Figure 1 The Organ's Case and Console

The organ has an attractive Gray & Davison 'medieval' case and richly decorated front display pipes, typical of the firm's work. Although relatively small for the building, the organ’s sound is colourful, clear, and versatile. It responds well to music of most musical periods. It has been well maintainedn and usually gives good service. The instrument has over 1,000 pipes, most of which are mounted within the case. 


 Figure 2 Inside the Grand Choir Organ, looking at some of the pipes, and with sunlight making patterns through the holes in the case. 

The case, pipes, and mechanism are almost all as they would have been in 1863, although inevitably there have been some repairs over the years. Unusually for an organ of this age, very little has been done to change or ‘improve’ it – except for the provision of electric lights to replace the original candles, and an electric blower to save a member of the choir needing to pump wind by hand. One rank of pipes seems to have been changed, but this may well have been done near to the time of installation. At some point, the painted Victorian decoration to the pedal pipes was overpainted in brown. We hope in the future to carry out some historically informed restoration and cleaning to all parts of the organ.

Ours is the largest of a group of only three Gray & Davison instruments from the early 1860s, having ‘Grand Swell’ and ‘Grand Choir’ divisions (rather than the more usual ‘Swell’ and ‘Great’). Our organ’s smaller sibling has been preserved at St John the Baptist, Huntley, Gloucestershire.

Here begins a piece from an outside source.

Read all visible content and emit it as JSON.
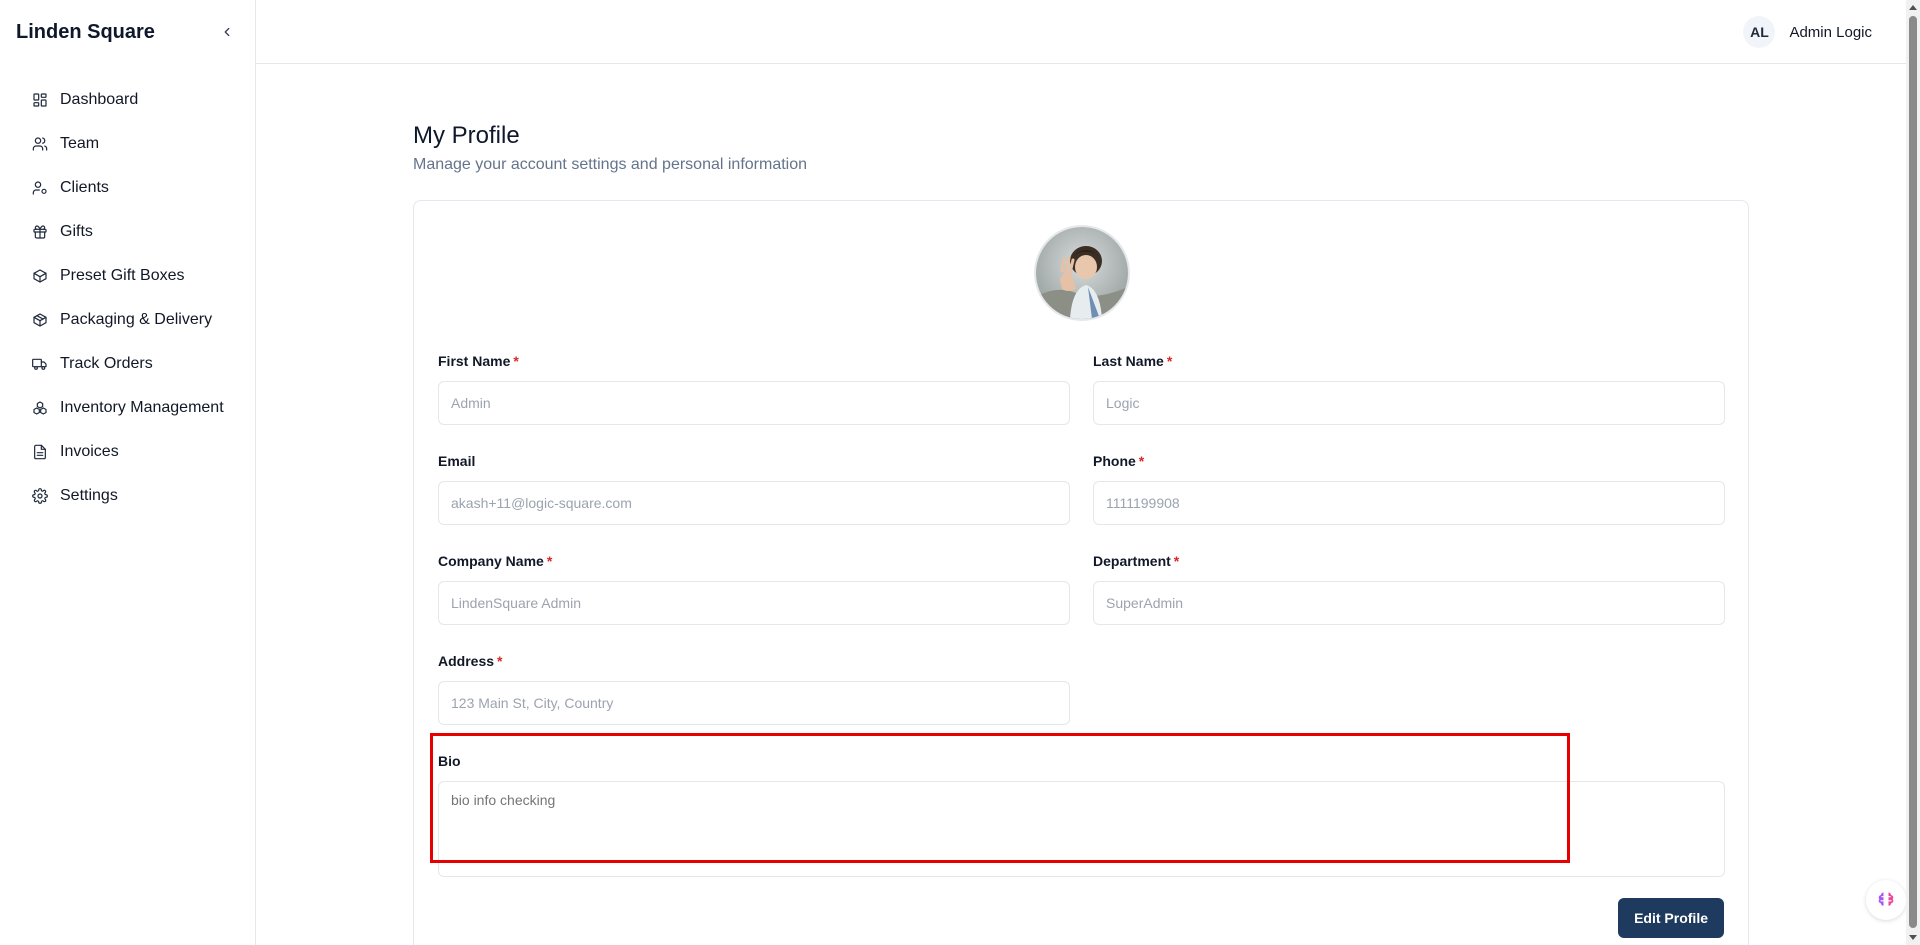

The third member of the family (very similar to our own organ) served in Clerkenwell up to 1906 but by 2010 was said to be ‘unplayable’ in its new home in Edmonton. 

Technical details for organ enthusiasts


Grand Swell Organ: Double Diapason 16’, Open Diapason 8’, Keraulophon 8’, Clarionet flute 8’, Principal 4’, Fifteenth 2’, Mixture III, Cornopean 8’, Oboe 8’. 

Grand Choir Organ: Open Diapason 8’, Concert Flute 8’, Dulciana 8’, Vox Angelica 8’, Flute 4’, Principal 4’, Twelfth 2 2/3’, Fifteenth 2’. 

Pedal Organ: Grand Bourdon 16’, Grand Open Diapason 16’. 

Couplers: Swell Manual to Choir, Swell Manual to Pedals; Choir Manual to Pedals, Swell Octave. 

Combination pedals: Three to Swell, Two to Choir



19 speaking stops. Mechanical action throughout. 

Pedal compass: C to e1. Manuals compass: C to f3. 

National Pipe Organ Register: D00299.


Page last updated: Friday 8th December 2023 9:29 PM
Powered by Church Edit